The historic city of Trogir is situated on a small island between the Croatian mainland and the island of Čiovo. It lies only 27 kilometers west of the city of Split and it has more than 2.300 years of continuous urban tradition. Its culture was created under the influence of the ancient Greeks, and then the Romans, and Venetians.
Trogir has a high concentration of palaces, churches, and towers, as well as a fortress on a small island, and since 1997, the historic center of the city has been included in the UNESCO list of World Heritage Sites for its Venetian architecture.
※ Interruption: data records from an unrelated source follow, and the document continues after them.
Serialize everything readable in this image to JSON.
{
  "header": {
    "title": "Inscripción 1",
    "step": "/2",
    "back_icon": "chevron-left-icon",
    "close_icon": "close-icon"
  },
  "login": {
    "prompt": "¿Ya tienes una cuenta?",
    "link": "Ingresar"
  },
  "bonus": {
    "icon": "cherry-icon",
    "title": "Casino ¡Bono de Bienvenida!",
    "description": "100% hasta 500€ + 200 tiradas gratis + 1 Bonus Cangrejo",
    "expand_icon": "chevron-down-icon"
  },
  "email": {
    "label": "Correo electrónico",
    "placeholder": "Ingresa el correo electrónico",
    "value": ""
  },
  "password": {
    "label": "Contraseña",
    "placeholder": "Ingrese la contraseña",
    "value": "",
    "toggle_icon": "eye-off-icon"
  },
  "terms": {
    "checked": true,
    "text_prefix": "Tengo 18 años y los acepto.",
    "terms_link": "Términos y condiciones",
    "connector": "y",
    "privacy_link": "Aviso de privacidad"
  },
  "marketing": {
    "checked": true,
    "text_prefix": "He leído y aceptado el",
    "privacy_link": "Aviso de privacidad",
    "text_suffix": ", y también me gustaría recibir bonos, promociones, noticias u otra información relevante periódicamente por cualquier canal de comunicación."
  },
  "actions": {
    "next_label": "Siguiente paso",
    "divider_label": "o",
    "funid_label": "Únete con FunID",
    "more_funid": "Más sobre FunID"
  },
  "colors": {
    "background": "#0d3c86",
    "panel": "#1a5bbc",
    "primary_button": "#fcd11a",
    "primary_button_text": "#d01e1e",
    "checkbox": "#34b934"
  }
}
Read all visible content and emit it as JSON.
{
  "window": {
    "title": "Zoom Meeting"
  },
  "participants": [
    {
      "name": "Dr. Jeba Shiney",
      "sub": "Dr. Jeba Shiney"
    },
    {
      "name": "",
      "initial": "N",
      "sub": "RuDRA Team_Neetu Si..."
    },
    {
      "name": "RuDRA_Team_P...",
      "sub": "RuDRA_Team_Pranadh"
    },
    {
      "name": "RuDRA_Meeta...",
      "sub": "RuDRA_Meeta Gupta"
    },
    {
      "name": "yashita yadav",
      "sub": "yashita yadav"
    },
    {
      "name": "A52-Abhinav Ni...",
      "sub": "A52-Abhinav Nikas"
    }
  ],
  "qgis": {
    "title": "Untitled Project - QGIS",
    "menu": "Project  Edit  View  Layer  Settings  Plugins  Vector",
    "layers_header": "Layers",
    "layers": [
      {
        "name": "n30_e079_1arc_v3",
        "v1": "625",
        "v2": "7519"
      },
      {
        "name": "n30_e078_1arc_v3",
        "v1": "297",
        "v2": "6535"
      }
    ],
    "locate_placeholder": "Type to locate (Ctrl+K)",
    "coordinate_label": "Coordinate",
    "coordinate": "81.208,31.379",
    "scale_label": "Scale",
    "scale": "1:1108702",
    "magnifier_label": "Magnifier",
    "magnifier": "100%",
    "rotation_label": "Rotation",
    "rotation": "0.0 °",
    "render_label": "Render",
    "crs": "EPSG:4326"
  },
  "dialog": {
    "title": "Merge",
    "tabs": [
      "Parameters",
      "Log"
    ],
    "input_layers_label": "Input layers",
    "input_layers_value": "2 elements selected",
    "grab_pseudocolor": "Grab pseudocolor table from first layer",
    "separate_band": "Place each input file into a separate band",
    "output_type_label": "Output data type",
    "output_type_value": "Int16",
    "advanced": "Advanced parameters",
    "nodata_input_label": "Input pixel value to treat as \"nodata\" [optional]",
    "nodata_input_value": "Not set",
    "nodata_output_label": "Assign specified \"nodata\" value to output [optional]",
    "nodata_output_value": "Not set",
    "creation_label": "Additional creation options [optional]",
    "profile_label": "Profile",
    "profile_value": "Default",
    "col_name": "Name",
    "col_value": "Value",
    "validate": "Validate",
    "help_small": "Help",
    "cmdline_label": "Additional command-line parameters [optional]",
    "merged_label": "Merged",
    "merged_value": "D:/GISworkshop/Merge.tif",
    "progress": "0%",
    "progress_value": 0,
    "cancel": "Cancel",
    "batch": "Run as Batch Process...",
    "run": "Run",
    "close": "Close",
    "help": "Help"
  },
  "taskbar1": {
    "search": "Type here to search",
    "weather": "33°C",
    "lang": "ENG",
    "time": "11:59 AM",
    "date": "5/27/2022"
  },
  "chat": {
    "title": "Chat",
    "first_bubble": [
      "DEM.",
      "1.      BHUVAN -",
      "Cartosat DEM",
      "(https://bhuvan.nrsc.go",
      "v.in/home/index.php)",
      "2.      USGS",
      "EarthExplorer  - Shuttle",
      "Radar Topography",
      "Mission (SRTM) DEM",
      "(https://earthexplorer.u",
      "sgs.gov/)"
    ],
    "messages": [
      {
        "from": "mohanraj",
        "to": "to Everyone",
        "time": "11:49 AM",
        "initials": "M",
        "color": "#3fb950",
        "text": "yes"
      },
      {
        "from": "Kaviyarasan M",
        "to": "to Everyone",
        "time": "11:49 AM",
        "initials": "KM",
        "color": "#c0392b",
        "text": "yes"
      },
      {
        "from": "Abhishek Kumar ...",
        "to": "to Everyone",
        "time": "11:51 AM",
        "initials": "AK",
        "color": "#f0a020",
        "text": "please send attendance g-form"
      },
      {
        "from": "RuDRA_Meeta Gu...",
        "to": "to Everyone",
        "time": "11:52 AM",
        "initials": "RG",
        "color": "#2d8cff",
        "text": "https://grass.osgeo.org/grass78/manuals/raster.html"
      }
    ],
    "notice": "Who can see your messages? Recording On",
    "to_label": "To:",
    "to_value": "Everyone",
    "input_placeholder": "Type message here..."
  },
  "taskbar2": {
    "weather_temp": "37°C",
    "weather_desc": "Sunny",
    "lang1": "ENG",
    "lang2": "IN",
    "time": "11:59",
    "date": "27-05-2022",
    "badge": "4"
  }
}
Trogir is the best-preserved Romanesque-Gothic complex not only in the Adriatic but in all of Central Europe. Trogir’s medieval core, surrounded by walls, comprises a preserved castle and tower and a series of dwellings and palaces from the Romanesque, Gothic, Renaissance and Baroque periods. Trogir’s grandest building is the church of St. Lawrence, whose main west portal is a masterpiece by Radovan, and the most significant work of the Romanesque-Gothic style in Croatia.